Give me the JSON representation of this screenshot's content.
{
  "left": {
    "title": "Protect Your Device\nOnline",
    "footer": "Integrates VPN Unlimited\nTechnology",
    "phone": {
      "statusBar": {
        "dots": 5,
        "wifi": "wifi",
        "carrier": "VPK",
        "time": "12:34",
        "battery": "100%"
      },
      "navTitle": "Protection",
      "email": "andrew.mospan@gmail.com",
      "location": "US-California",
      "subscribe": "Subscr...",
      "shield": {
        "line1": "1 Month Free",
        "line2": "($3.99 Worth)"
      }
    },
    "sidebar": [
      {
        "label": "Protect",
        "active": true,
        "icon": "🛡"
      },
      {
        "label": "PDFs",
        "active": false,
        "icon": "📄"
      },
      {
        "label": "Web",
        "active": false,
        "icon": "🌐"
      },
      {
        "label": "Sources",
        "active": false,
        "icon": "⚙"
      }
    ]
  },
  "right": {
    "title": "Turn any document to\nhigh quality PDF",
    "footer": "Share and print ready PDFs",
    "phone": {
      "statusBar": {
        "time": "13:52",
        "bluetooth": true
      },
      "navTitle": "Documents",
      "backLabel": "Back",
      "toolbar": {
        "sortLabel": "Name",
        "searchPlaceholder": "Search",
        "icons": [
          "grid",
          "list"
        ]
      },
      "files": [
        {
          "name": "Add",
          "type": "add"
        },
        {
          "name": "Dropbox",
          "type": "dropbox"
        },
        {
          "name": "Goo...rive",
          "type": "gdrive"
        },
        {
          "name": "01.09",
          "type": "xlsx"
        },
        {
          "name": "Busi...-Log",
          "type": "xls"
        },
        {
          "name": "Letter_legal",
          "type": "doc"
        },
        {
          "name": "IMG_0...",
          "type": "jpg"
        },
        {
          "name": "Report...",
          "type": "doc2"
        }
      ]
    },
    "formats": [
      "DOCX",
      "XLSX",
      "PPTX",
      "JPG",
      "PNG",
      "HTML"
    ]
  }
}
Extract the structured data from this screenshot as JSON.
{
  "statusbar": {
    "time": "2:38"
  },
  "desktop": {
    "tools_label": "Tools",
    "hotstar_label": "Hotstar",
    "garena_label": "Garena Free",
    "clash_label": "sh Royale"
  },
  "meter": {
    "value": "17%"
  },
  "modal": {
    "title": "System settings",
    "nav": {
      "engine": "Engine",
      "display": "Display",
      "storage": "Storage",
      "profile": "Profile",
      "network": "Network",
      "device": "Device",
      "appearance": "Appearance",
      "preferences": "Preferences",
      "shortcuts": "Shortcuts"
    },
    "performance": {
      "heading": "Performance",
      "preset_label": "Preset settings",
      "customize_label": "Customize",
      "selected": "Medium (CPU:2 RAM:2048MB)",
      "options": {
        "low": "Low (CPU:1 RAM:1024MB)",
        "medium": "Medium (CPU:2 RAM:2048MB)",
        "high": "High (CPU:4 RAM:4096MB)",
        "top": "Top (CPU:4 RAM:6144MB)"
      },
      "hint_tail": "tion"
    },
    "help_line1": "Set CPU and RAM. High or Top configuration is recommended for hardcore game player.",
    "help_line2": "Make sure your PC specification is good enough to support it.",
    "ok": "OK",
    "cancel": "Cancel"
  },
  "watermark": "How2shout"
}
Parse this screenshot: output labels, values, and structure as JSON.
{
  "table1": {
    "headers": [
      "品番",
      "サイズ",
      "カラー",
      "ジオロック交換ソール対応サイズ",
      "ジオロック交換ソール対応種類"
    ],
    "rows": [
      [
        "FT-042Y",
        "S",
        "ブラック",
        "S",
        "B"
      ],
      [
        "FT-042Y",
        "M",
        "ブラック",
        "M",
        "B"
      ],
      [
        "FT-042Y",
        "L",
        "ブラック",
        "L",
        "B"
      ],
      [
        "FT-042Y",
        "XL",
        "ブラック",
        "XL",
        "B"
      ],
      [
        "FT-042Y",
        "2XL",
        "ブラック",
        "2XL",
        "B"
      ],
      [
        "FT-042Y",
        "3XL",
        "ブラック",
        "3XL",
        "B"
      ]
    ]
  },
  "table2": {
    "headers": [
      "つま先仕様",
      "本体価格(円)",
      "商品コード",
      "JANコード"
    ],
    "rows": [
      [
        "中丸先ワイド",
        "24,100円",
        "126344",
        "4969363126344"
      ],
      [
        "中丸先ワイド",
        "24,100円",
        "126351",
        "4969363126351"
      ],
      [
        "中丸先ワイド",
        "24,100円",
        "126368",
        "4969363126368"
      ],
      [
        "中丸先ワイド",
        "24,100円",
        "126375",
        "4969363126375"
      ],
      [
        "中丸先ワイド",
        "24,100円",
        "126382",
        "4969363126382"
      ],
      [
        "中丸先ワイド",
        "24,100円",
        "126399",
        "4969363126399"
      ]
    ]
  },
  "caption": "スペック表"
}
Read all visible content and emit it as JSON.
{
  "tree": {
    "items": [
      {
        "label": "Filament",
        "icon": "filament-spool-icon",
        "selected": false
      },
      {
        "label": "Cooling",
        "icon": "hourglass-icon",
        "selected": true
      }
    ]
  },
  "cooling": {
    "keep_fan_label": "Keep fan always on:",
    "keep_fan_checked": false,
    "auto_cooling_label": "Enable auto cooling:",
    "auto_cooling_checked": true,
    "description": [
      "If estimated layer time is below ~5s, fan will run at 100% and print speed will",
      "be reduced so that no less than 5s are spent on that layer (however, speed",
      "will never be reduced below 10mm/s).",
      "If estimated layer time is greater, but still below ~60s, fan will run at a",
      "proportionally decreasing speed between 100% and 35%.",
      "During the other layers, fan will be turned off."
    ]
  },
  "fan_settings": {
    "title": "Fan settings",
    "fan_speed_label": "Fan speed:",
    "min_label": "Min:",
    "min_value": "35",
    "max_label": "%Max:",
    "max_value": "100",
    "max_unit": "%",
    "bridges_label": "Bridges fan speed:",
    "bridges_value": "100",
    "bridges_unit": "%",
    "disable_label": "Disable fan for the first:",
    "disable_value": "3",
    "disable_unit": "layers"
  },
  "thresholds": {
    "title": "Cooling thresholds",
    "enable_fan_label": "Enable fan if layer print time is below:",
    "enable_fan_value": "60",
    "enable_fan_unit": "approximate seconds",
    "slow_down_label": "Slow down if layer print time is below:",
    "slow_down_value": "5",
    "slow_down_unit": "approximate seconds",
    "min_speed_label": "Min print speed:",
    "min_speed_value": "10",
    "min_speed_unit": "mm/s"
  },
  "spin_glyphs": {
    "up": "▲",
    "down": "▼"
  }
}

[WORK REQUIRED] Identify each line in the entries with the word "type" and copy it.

[EXERCISE SOLUTION]
          "type": "add"
          "type": "dropbox"
          "type": "gdrive"
          "type": "xlsx"
          "type": "xls"
          "type": "doc"
          "type": "jpg"
          "type": "doc2"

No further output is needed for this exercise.